40. Mr. Raval contended that the contention of the appellant that merely because under section 44 of the PML Act, the Special Court constituted in the area in which the offence has been committed, has been authorized statutorily to try the scheduled offence and the offence punishable under section 4 is equally unsustainable in law since nothing in the said provision of section 44 of the said Act envisages the exclusive investigation of the scheduled offences by the Enforcement Directorate. Mr. Raval submitted that the trial of the scheduled offence is distinct and different from investigation under the PML Act.
41. The above contention of the respondent is buttressed having regard to provisions contained in Section 43(2) which provides that while trying an offence under the Prevention of Money Laundering Act (which means the offence of Money Laundering alone) the Special Court shall also try an offence other than referred to sub section (1) of section 43 with which the accused under the Code of Criminal Procedure be charged at the same trial.
42. He contended that the scheme of the Act would, therefore, not construe the submission of the appellant that in case of there being an allegation of offence of money laundering, the scheduled offence also has to be exclusively investigated by the Enforcement Directorate. Such a contention is not supported by the provisions of the Act since there is no provision restricting the investigation of offence other than that of money laundering by any appropriate investigating agency.

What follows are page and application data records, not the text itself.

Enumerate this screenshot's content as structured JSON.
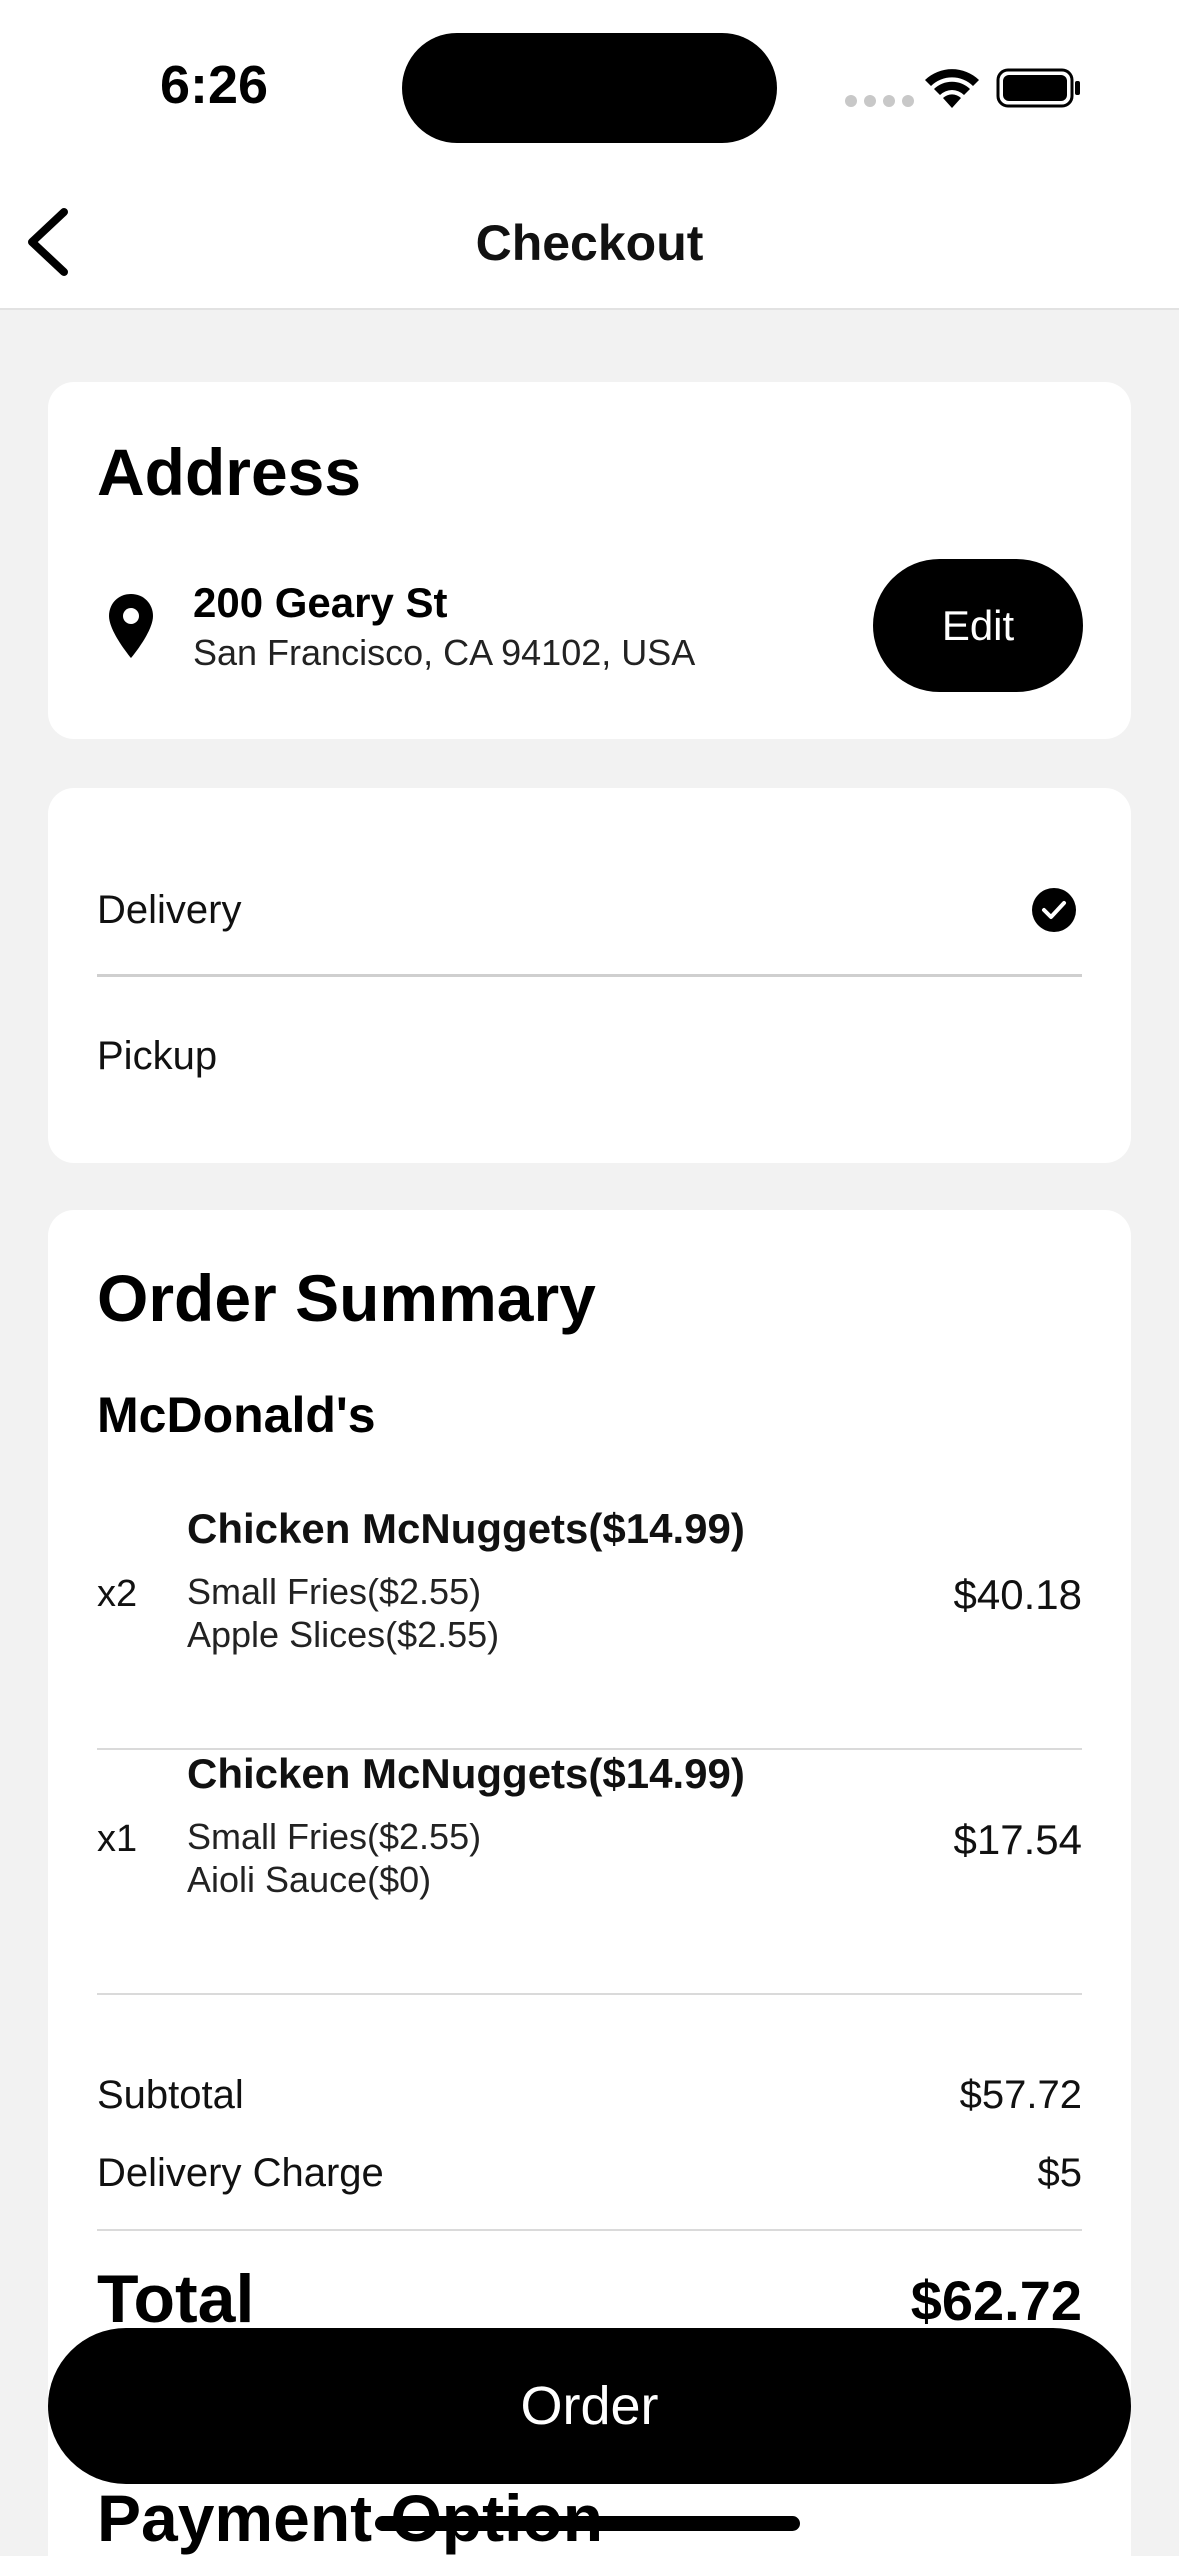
{
  "status_bar": {
    "time": "6:26",
    "icons": [
      "signal-icon",
      "wifi-icon",
      "battery-icon"
    ]
  },
  "nav": {
    "title": "Checkout",
    "back_icon": "chevron-left-icon"
  },
  "address": {
    "heading": "Address",
    "line1": "200 Geary St",
    "line2": "San Francisco, CA 94102, USA",
    "edit_label": "Edit",
    "icon": "location-pin-icon"
  },
  "fulfillment": {
    "options": [
      {
        "label": "Delivery",
        "selected": true
      },
      {
        "label": "Pickup",
        "selected": false
      }
    ]
  },
  "order_summary": {
    "heading": "Order Summary",
    "restaurant": "McDonald's",
    "items": [
      {
        "qty": "x2",
        "name": "Chicken McNuggets($14.99)",
        "options": [
          "Small Fries($2.55)",
          "Apple Slices($2.55)"
        ],
        "price": "$40.18"
      },
      {
        "qty": "x1",
        "name": "Chicken McNuggets($14.99)",
        "options": [
          "Small Fries($2.55)",
          "Aioli Sauce($0)"
        ],
        "price": "$17.54"
      }
    ],
    "subtotal_label": "Subtotal",
    "subtotal_value": "$57.72",
    "delivery_label": "Delivery Charge",
    "delivery_value": "$5",
    "total_label": "Total",
    "total_value": "$62.72"
  },
  "payment": {
    "heading": "Payment Option"
  },
  "order_button": {
    "label": "Order"
  },
  "colors": {
    "background": "#f2f2f2",
    "card": "#ffffff",
    "primary": "#000000",
    "on_primary": "#ffffff",
    "divider": "#dadada"
  }
}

43. Mr. Raval submitted that the money alleged to have been so earned is of unprecedented amounts. It is further recorded that, however, there is no clear allegation so far about its laundering in the sense mentioned in the PML Act. It is further observed that there is an allegation of his investment in the property, shares etc. not only in India, but, also abroad. Having so observed it is recorded that therefore the basic investigation requires determining whether money has been acquired by abuse of official position amounting to an offence under the Prevention of Corruption Act and under the Indian Penal Code and persons by whom the same has been done the amount of money which has been so earned and the places where it has been invested.
44. According to the learned counsel for the respondents, the High Court in the impugned order has recorded cogent reasons for directing the investigation by the Central Bureau of Investigation. Even this court while issuing notice vide order dated 01.09.2010 has directed the CBI to continue to investigate as directed by the High Court. Under the circumstances, the appellant is not entitled to any relief as contended.
45. Mr. Raval informed the Court that the charge sheet in fact has been filed on 12.11.2010 before the Court of Competent Jurisdiction alleging inter alia commission of offence under section 120-B IPC, Section 9, Section 13 (2) read with section 13(1) (d) of the Prevention of Corruption Act, 1988 against various accused including the appellant Shri Binod Kumar Sinha. It is further submitted that the investigation is still on and subsequent charge sheets may be filed as and when during investigation sufficient material surfaces on other aspects.
46. In written submission it is categorically stated that the Central Bureau of Investigation is investigating into the commission of these offences alone and presently is not investigating any offence under the PML Act as the investigation under the PML Act is solely and exclusively within the jurisdiction and domain of the Enforcement Directorate, which is of course subject to the exercise of powers by the Central Government under Section 45 (1-A) of the said Act.
47. We have heard the learned counsel for the parties at length and perused the written submissions filed by them. On consideration of the totality of the facts and circumstances, we are clearly of the view that no interference is called for.
48. The appeal being devoid of any merit is accordingly dismissed.
49. In the facts and circumstances of the case, we direct the parties to bear their own costs.
…………………………………….J. (DALVEER BHANDARI)
…………………………………….J. (DEEPAK VERMA)
March 29, 2011